Every orchardist that visits my place at Amiens is invited to see for himself, what I have found out, with the aid of Lindley, concerning the location of apple trees. I have 30 Granny Smith trees at the top end of my orchard, on the ridge. I have 80 Granny Smiths at the bottom end of my orchard. The 110 trees arrived in one parcel. The 30 trees standing in deep well drained soil are doing very well and have given me from two to three bushels each this last season. Of the 80 trees which were planted at the bottom of the orchard, in what appeared to be very good soil, [there was a drought on in 1919] grew very well while the dry conditions lasted; but when the wet season came two years later, they stopped growing and about half of them have either died out altogether or are in a very bad way. The other half, being at the side which is slightly higher, are still surviving but are stunted, because of the unhealthy condition of the roots, which has been so misleadingly named “Crown Gall and Hairy Root”.

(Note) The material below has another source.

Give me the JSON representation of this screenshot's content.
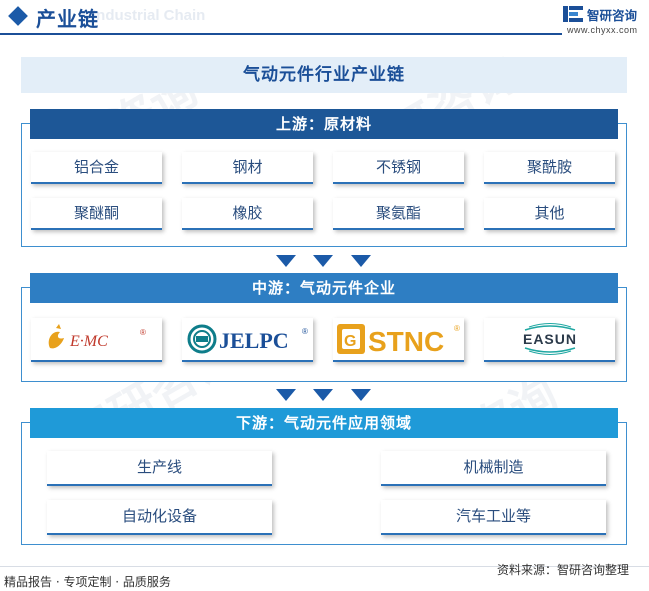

One does not find the good fruit growing land in rectangular formation and there is hardly an orchard planted since 1918 that is all good fruit growing land. There is one way to convert second rate land into good orchard land and that is by breaking up the hard-pan and sub-soil generally, with the use of black powder. Of coarse, artificial drainage must necessarily follow the opening up of the sub-soil, so that the rain can soak straight down where it falls and so deposit the chemicals obtained from the air, without which no soil can be sweet. As the rain drains away, leaving the soil with just sufficient moisture, the warm air follows down into the sub-soil and thus provides that “bottom heat” so very necessary for the perfect development of an adequate root system. I will explain the “principal of bottom heat” another time. It is the “absence of bottom heat” that is the cause of unhealthy condition of the roots, known locally as “Crown Gall and Hairy Root”.